“Der Seiltänzer” of 1923 is one of Paul Klee's best-known graphic works. Created in the form of an oil transfer (resp. oil-paint drawing) and watercolour based on a pencil drawing (see cat. rais. 3215, 48.7 x 32.2 as well as 3309, 28.1 x 22 cm, both works from the artist's estate, Lily Klee, Bern), Klee also utilised the motif for the equally famous colour lithograph found here. The print was made at the lithographic printing press in Weimar and published in combination with original prints and photolithographs by other artists in the portfolio “Kunst der Gegenwart”. Artistically it is the most important sheet.
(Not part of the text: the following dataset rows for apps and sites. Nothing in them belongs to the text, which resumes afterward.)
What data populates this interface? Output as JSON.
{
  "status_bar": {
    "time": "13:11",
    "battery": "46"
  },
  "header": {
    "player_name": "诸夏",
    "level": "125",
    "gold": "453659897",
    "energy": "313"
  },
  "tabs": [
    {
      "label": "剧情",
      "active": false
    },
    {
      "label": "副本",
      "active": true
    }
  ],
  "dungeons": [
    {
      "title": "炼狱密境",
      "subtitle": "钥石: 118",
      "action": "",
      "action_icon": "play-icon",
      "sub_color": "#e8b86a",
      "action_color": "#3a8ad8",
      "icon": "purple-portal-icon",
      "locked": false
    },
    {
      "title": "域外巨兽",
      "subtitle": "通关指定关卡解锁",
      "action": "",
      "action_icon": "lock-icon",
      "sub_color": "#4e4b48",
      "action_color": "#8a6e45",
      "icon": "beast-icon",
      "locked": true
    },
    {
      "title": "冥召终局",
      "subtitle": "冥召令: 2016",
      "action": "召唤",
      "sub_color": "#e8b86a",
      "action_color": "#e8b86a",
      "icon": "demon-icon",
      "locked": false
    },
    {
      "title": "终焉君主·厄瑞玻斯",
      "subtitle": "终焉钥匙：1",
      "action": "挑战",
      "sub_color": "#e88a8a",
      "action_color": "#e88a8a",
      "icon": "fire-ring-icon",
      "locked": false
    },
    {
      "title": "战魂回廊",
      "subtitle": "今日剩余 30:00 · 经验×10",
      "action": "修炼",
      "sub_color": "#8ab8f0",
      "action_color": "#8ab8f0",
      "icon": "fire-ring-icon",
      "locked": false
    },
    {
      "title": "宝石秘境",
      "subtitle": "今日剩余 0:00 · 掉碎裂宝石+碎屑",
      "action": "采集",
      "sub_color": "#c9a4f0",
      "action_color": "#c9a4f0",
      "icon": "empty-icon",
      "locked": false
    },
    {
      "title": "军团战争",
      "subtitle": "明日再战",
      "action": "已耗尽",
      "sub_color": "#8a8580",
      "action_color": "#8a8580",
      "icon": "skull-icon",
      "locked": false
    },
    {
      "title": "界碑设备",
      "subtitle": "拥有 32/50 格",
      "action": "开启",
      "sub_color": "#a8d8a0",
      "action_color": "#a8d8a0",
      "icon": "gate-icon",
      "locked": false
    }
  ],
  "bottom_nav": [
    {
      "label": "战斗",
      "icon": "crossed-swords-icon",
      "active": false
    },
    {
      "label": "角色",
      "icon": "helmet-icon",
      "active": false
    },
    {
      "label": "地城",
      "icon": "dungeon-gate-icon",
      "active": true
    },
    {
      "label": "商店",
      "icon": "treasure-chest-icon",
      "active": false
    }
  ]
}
Wolfgang Wittrock has pointed out how different medial and art-making processes mutually influenced one another in Paul Klee's work: drawing, the transfer process (which Klee favoured for lithography) and the oil-transfer technique he developed (Wolfgang Wittrock, Erläuterungen zu Klees graphischen Techniken, in: Paul Klee: Das Werk der Jahre 1919-1933; Gemälde, Handzeichnungen, Druckgraphik, exhib. cat. Cologne 1979, p. 137). For this colour lithograph Klee only used one stone to add tone to the image; in the centre he has left the bars of a constructive cross blank, vertically and horizontally defining the surface area of the ground plane. This static element is equally effective in specifying the coordinates of an imaginary space in which the linear structure and the tightrope walker float, printed in black. Pockets of leftover ink on the print are reminders of the oil transfer technique.
For Klee, drawings were a fundamental means of expression from the very beginning. However, the spontaneity and dynamism in the expressive illustrations of 1911/1912 for Voltaire's “Candide” had by this time made way for a line that has taken over as a medium for expressing a masterful synthesis, a new-found pictorial architecture. In the composition here, this also includes the balanced centring of the graphic motif, without any overlapping or links to the edges.
The “Seiltänzer” is not just a realisation of formal principles from Klee's early teachings at the Bauhaus. The artist has not excluded fantasy and ideas. He seems to metaphorically trace narratives from life in an abstract manner: perils, human naiveties, playful and audacious experiments - not least in matters of love, after all, the tightrope walker hovers above the suggestion of a young woman's profile. His fragile structure and his balance find a solitary anchoring point far below, corresponding to “her” eye. As long as she is there, he is additionally ensured a rescuing means of departure via the ladders and ramps.
The “Seiltänzer” has become a classic visual example for Klee's efforts - articulated early in his career - to “bring architectonic and poetic painting into harmony” (cited in Christian Geelhaar, Paul Klee: Leben und Werk, Cologne 1974, p. 28).
Comparative illustration: Paul Klee, Der Seiltänzer. 1923, 121. (Sonderklasse, von Klee bez. „S.-Cl")
Watercolour over oil colour drawing 48.7 x 32.2 cm
From: Jürgen Glaesemer, Paul Klee. Die farbigen Werke im Kunstmuseum Bern, Bern 1976, p. 216